Small portions of nuts can boost energy and beat hunger, helping dieters stay on track and they are good for eating healthy on the run. Still, nuts pack plenty of calories — and it’s easy to overeat these tasty treats. So enjoy nuts, but be mindful of your portion size. Try to limit yourself to an ounce a day. That’s about 28 peanuts, 14 walnut halves, or just 7 Brazil nuts.
3. Sweet Potatoes
One of the easiest ways to make a healthful dietary change is to think “sweet” instead of “white” potatoes. These luscious orange tubers are one of the healthiest vegetables, boasting a wealth of antioxidants; phytochemicals including beta-carotene; vitamins C and E; folate; calcium; copper; iron; and potassium. The fibre in sweet potatoes promotes a healthy digestive tract, and the antioxidants play a role in preventing heart disease and cancer.
Its natural sweetness means a roasted sweet potato is delicious without any additional fats or flavour enhancers. Substitute sweet potatoes in recipes calling for white potatoes or apples to boost the nutrients.
Tomatoes are a member of the deadly nightshade family, and as such were considered toxic, causing many conditions like appendicitis, “brain fever” and cancer. In fact, they may have just the opposite effect. Tomatoes are really very healthy fruits and can become a part of our daily diet. Its daily use can prevent us from various diseases. Tomatoes were not eaten in the US until the early 1800s when an eccentric New Jersey gentleman Colonel Robert Gibbon Johnson brought them back from a trip overseas. Always one to take advantage of a dramatic opportunity, he announced an amazing display of courage would take place on September 26, 1820. He shocked his hometown of Salem by consuming an entire basket of tomatoes in front of a crowd of spectators, expecting him to keel over any second. Obviously, he didn’t and since then tomatoes have been a staple of the American diet and with good reason.

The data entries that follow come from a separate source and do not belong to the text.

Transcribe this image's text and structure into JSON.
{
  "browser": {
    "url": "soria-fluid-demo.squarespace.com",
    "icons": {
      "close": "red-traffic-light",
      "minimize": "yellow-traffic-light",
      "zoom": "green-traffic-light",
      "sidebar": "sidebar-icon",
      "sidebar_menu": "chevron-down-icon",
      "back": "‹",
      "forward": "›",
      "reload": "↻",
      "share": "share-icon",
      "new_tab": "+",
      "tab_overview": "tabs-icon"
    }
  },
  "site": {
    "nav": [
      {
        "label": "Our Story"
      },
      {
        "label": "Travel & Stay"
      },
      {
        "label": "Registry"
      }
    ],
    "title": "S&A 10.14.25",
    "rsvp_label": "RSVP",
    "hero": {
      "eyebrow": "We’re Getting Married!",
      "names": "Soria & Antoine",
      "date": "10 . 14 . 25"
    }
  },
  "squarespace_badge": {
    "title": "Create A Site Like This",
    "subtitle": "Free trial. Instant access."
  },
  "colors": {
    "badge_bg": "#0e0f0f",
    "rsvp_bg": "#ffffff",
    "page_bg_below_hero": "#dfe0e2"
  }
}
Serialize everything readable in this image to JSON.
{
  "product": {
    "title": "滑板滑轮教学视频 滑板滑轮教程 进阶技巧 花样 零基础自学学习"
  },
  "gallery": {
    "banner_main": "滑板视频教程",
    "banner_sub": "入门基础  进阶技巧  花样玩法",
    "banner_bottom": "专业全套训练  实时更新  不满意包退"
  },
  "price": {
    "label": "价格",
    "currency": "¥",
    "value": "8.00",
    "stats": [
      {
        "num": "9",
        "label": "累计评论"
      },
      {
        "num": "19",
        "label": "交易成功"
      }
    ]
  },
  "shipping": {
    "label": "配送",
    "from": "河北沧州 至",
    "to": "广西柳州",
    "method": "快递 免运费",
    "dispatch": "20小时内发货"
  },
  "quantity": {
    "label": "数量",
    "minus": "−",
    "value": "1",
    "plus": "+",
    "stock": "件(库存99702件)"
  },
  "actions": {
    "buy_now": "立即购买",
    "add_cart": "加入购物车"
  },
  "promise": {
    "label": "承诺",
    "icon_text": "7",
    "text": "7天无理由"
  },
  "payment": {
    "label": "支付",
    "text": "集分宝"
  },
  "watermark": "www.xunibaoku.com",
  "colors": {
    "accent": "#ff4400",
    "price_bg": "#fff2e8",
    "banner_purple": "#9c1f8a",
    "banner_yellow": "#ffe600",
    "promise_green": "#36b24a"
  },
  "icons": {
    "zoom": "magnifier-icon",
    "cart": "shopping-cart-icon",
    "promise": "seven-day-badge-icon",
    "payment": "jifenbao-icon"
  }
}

The red pigment contained in tomatoes is called lycopene. This compound appears to act as an antioxidant, neutralizing free radicals that can damage cells in the body. Only recently, studies have revealed that lycopene may have twice the punch of another well-known antioxidant betacarotene. Studies conducted by Harvard researchers have discovered that men who consumed 10 servings of tomatoes a week, or the equivalent of 10 slices of pizza, can cut the risk of developing prostate cancer by a formidable 45 percent. However, its benefits are not limited to the prostate. Italian researchers have found that those who consume more than 7 servings of raw tomatoes lower the risk of developing rectal colon or stomach cancers by 60 percent. Israeli researchers have found that lycopene is a powerful inhibitor of lung, breast and endometrial cancer cells. Research has also indicated that the lycopene in tomatoes can help older people stay active longer.
Their cholesterol content once led to bad press for the mighty egg, but research has redeemed it. It turns out that saturated fat (eggs have little) plays a bigger role than the cholesterol in food in elevating our blood cholesterol.
Eggs are packed with economical, high-quality protein, and are an excellent source of the carotenoids lutein, choline, and xeanthin. In fact, eggs are one of the best sources of dietary choline, an essential nutrient — especially for pregnant women. Eggs have been shown to supply nutrients that promote eye health and help prevent age-related macular degeneration, the leading cause of blindness in older people. The American Heart Association has given eggs the thumbs-up for healthy people. As long as you limit your average daily cholesterol intake to 300 mg, you can enjoy an egg a day.